-- DATASET CONTENT follows --
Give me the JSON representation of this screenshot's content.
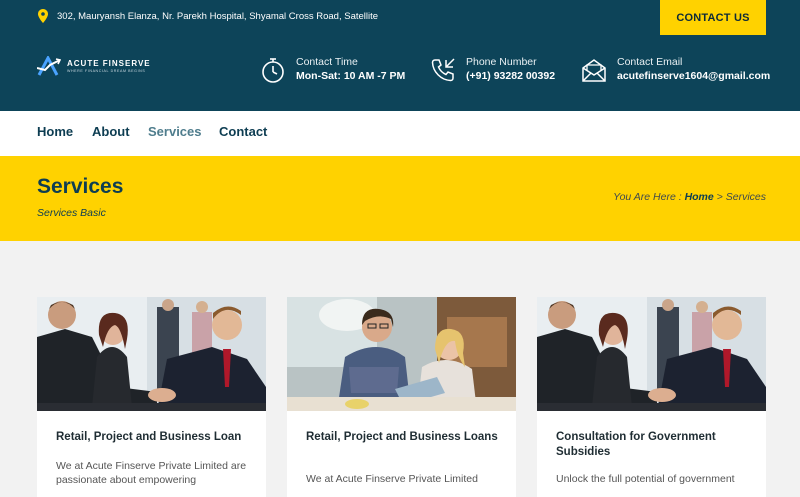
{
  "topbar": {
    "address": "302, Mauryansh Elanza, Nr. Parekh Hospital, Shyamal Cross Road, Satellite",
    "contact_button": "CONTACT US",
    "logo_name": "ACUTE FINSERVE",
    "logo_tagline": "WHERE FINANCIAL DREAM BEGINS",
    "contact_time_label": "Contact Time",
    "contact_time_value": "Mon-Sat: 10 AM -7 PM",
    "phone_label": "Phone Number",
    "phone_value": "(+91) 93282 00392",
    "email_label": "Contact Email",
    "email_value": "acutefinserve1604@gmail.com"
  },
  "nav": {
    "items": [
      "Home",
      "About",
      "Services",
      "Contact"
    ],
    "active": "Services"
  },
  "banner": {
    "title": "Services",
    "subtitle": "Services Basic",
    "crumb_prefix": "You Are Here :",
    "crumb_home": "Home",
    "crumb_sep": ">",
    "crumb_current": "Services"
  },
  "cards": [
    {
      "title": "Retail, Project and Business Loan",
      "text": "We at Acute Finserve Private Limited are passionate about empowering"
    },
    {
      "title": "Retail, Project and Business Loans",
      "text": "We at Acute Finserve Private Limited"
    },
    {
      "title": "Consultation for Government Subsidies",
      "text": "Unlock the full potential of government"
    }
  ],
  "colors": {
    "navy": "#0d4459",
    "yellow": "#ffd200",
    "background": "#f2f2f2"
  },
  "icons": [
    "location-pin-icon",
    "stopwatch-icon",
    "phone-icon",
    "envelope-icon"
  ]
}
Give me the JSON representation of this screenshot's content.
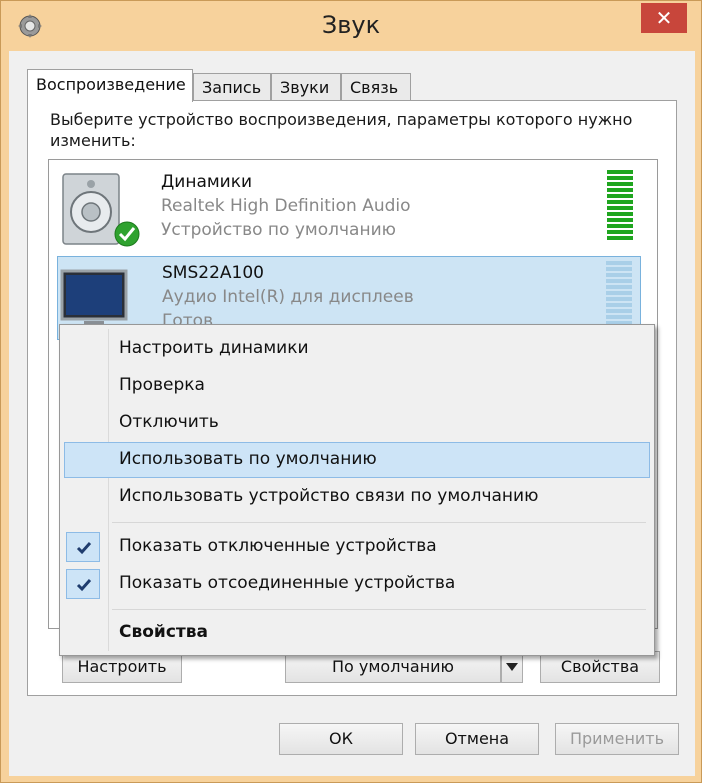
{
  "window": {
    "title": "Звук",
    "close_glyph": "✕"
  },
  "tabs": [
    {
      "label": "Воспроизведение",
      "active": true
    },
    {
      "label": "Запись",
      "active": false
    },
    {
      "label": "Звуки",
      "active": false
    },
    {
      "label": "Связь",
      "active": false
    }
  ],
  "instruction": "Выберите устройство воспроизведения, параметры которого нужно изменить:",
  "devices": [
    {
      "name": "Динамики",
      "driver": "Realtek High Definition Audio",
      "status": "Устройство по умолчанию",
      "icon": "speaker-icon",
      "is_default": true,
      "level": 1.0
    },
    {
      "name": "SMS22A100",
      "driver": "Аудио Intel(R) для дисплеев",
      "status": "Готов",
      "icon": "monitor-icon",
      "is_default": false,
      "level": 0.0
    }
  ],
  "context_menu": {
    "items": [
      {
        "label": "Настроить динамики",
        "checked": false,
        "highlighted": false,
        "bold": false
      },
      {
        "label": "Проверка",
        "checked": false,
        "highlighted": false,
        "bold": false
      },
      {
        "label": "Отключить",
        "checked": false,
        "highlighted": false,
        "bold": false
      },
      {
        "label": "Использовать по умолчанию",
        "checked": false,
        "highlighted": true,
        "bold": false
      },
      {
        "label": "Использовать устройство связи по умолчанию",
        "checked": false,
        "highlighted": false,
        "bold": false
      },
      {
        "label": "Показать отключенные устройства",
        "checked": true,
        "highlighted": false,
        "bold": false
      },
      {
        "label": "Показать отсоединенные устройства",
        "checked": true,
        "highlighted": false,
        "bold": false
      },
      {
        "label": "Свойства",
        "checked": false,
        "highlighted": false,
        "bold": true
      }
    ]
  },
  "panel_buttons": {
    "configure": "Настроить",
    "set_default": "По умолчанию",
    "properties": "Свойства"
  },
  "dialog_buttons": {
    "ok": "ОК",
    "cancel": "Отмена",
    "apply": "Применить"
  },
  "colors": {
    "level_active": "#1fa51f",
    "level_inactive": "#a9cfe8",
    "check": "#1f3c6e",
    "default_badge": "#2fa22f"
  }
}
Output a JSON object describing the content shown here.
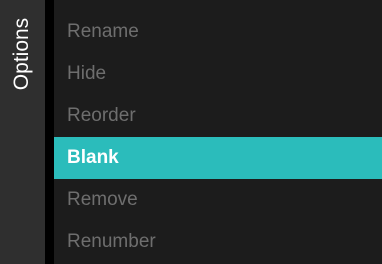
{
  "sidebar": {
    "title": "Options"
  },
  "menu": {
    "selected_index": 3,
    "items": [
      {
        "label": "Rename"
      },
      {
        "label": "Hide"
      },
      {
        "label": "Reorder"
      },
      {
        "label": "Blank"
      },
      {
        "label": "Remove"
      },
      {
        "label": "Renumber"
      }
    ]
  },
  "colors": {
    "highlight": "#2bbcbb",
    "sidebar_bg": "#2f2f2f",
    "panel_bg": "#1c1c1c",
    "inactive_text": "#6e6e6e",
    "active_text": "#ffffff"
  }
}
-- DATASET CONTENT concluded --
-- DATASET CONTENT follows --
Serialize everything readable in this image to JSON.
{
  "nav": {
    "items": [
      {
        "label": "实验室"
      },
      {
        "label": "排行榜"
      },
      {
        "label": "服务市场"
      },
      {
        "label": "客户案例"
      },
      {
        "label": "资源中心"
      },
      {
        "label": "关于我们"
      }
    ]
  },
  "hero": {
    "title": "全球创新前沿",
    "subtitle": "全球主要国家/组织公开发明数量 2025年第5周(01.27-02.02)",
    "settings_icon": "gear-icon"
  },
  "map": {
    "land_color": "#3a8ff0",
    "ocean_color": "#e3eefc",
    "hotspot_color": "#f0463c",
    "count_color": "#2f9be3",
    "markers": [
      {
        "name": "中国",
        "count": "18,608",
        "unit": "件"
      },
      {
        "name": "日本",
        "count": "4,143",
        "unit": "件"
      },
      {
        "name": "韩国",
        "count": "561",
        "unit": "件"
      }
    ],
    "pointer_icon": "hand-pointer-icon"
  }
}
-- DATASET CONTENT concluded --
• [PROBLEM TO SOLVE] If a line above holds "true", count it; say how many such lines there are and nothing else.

• [ANSWER SPACE] 6